━━━━━ Record set

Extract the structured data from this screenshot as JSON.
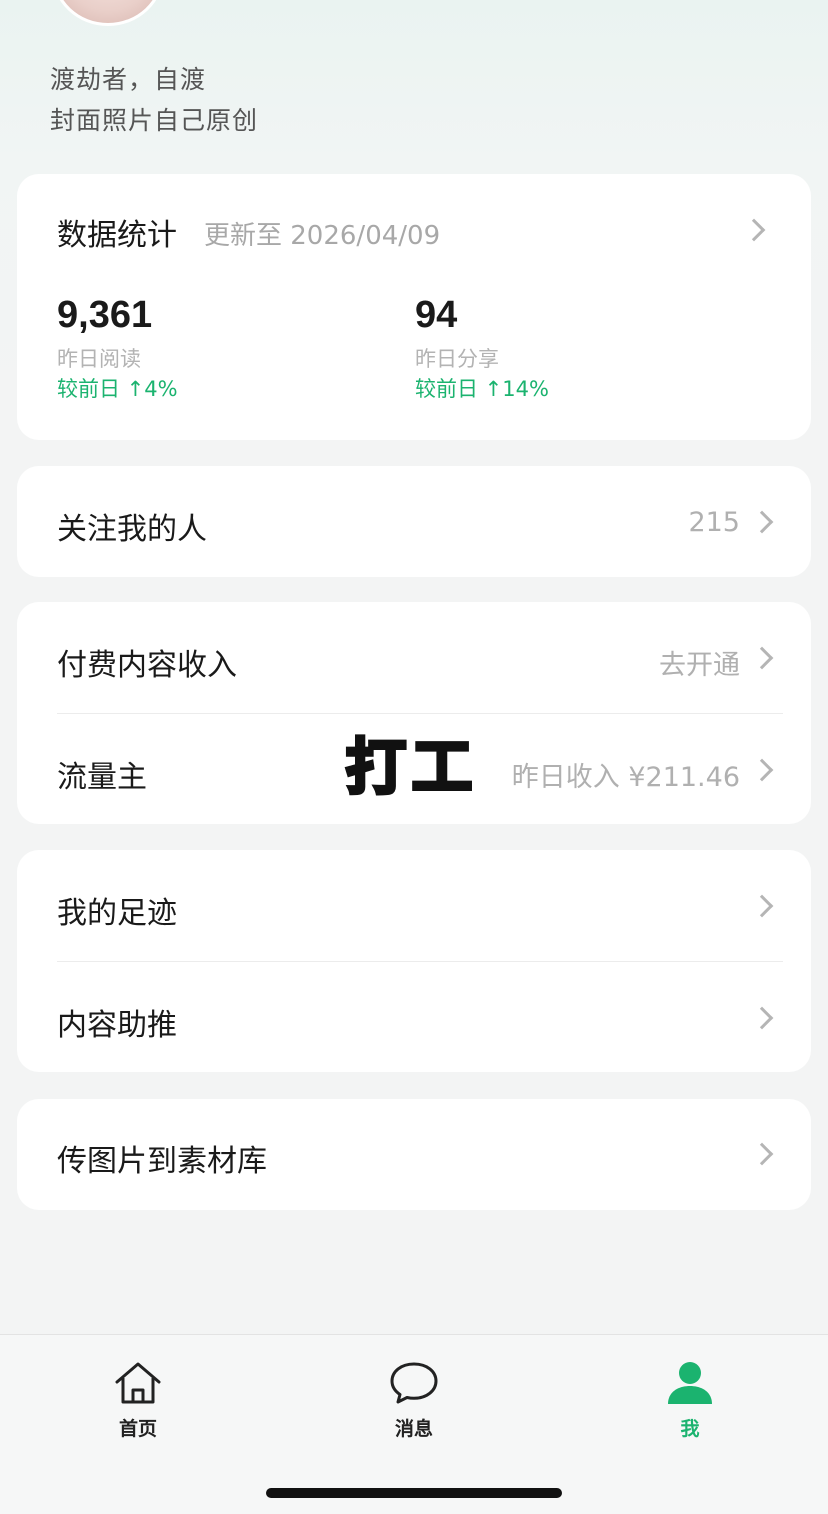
{
  "profile": {
    "bio_line1": "渡劫者，自渡",
    "bio_line2": "封面照片自己原创"
  },
  "stats": {
    "title": "数据统计",
    "updated": "更新至 2026/04/09",
    "reads": {
      "value": "9,361",
      "label": "昨日阅读",
      "change": "较前日 ↑4%"
    },
    "shares": {
      "value": "94",
      "label": "昨日分享",
      "change": "较前日 ↑14%"
    }
  },
  "followers": {
    "label": "关注我的人",
    "count": "215"
  },
  "paid_content": {
    "label": "付费内容收入",
    "action": "去开通"
  },
  "traffic": {
    "label": "流量主",
    "income": "昨日收入 ¥211.46"
  },
  "sticker_text": "打工",
  "footprints": {
    "label": "我的足迹"
  },
  "promote": {
    "label": "内容助推"
  },
  "upload": {
    "label": "传图片到素材库"
  },
  "tabs": {
    "home": "首页",
    "messages": "消息",
    "me": "我"
  },
  "colors": {
    "accent": "#1bb36f",
    "text_muted": "#b0b0b0"
  },
  "icons": [
    "home-icon",
    "chat-bubble-icon",
    "person-icon",
    "chevron-right-icon"
  ]
}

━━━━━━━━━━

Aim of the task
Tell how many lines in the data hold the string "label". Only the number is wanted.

Response below
8